I broke something else.
Suspension II – Modifications
The left-side lower control arm ripped itself free from the frame after a hot-rodding session out to the Burger King in New Westminster. The back end became quite soft, and started pointing in different directions. I babied it back to the shop, and tried to figure out what to do next.
I modeled the suspension1 out of cardboard, and I was able to clearly see how the suspension was reacting. I didn’t want to repair the damage only to have it happen again, so I modeled a new rear suspension that changed its geometry.
I removed the upper control arms, and I bolted 1/4″ steel plates in the floors, onto which I welded brackets for ladder bars. I fabricated ladder bars, welding them to the rear axle. I triangulated the bars to I wouldn’t need a Panhard rod, and I left the lower arms attached.
Now when the car was under power, the axle would react in such a way that it would push the wheels against the ground. This in effect raised the back end under power. Immediately I could no longer get four gears of rubber. Traction was greatly increased, and the car really hooked up and went! But as the saying goes, “if you don’t break traction, you’ll break something else.”
I broke something else.
Actually it didn’t get that bad. The rear suspension was so much better, that the force of acceleration was transmitted to the rest of the body. After a while, the doors wouldn’t open, because the body had been “tweaked” by engine torque.
I stripped the car and sold all the parts. I didn’t like it as much as I liked the Pintos. It was a beast to drive. Incredibly fast, but it didn’t steer or stop well at all.
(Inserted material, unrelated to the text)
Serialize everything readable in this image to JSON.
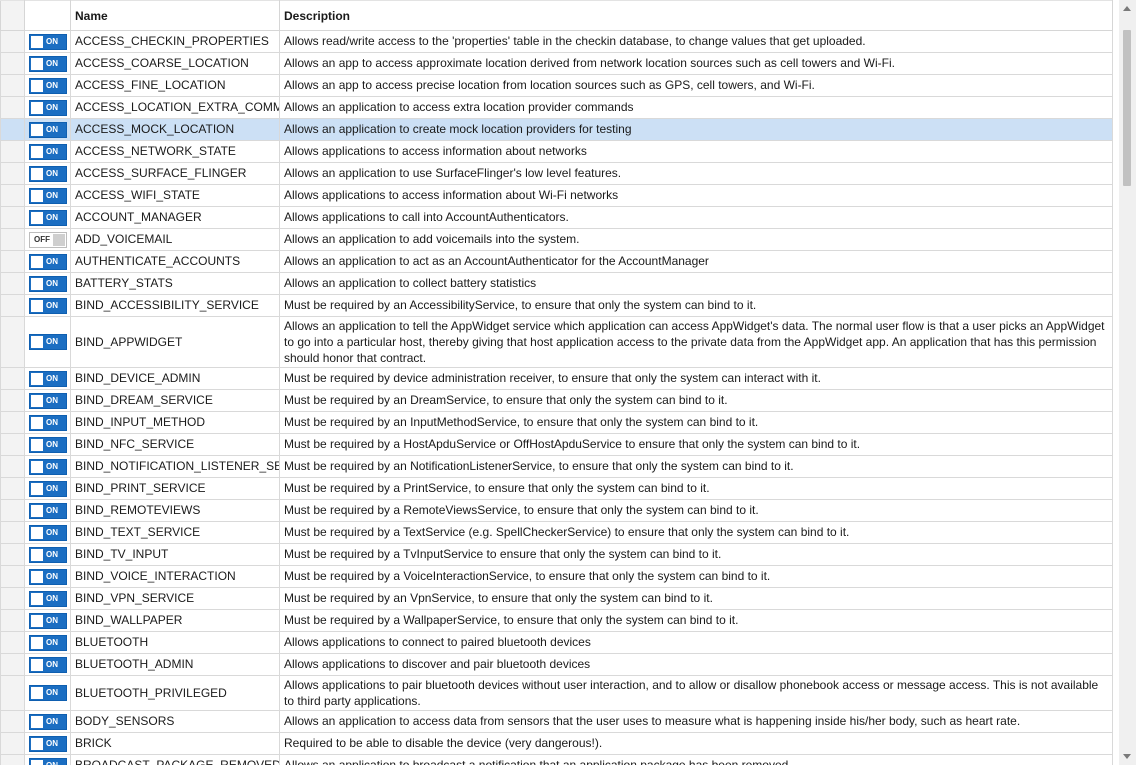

The moral of the story: Don’t buy a rusty car.
What would I do differently? Headers. The factory Monza manifolds are really restrictive. Automatic transmission. The standard takes too much work to drive, puts too much shock on the body, and requires more concentration for that extra pedal as you slide sideways into the ditch. And Vegas seem to be really rusty. I haven’t found one yet that wasn’t half eaten with cancer.
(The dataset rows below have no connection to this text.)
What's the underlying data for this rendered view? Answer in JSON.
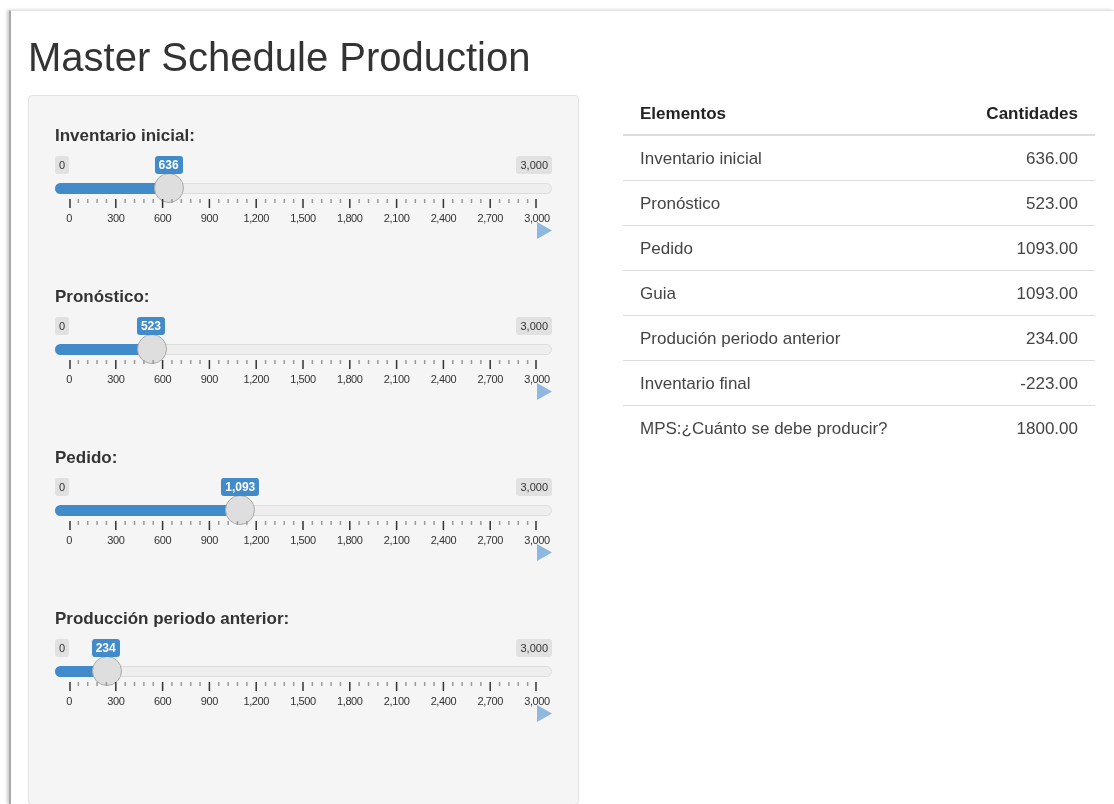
{
  "title": "Master Schedule Production",
  "sliders": [
    {
      "label": "Inventario inicial:",
      "min": "0",
      "max": "3,000",
      "value": "636",
      "level": 0.212,
      "ticks": [
        "0",
        "300",
        "600",
        "900",
        "1,200",
        "1,500",
        "1,800",
        "2,100",
        "2,400",
        "2,700",
        "3,000"
      ]
    },
    {
      "label": "Pronóstico:",
      "min": "0",
      "max": "3,000",
      "value": "523",
      "level": 0.1743,
      "ticks": [
        "0",
        "300",
        "600",
        "900",
        "1,200",
        "1,500",
        "1,800",
        "2,100",
        "2,400",
        "2,700",
        "3,000"
      ]
    },
    {
      "label": "Pedido:",
      "min": "0",
      "max": "3,000",
      "value": "1,093",
      "level": 0.3643,
      "ticks": [
        "0",
        "300",
        "600",
        "900",
        "1,200",
        "1,500",
        "1,800",
        "2,100",
        "2,400",
        "2,700",
        "3,000"
      ]
    },
    {
      "label": "Producción periodo anterior:",
      "min": "0",
      "max": "3,000",
      "value": "234",
      "level": 0.078,
      "ticks": [
        "0",
        "300",
        "600",
        "900",
        "1,200",
        "1,500",
        "1,800",
        "2,100",
        "2,400",
        "2,700",
        "3,000"
      ]
    }
  ],
  "table": {
    "columns": [
      "Elementos",
      "Cantidades"
    ],
    "rows": [
      [
        "Inventario inicial",
        "636.00"
      ],
      [
        "Pronóstico",
        "523.00"
      ],
      [
        "Pedido",
        "1093.00"
      ],
      [
        "Guia",
        "1093.00"
      ],
      [
        "Produción periodo anterior",
        "234.00"
      ],
      [
        "Inventario final",
        "-223.00"
      ],
      [
        "MPS:¿Cuánto se debe producir?",
        "1800.00"
      ]
    ]
  }
}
Really though, I wouldn’t do another Vega. Just doesn’t float my boat. However, check out Dave’s Vega Village in Anmore, BC.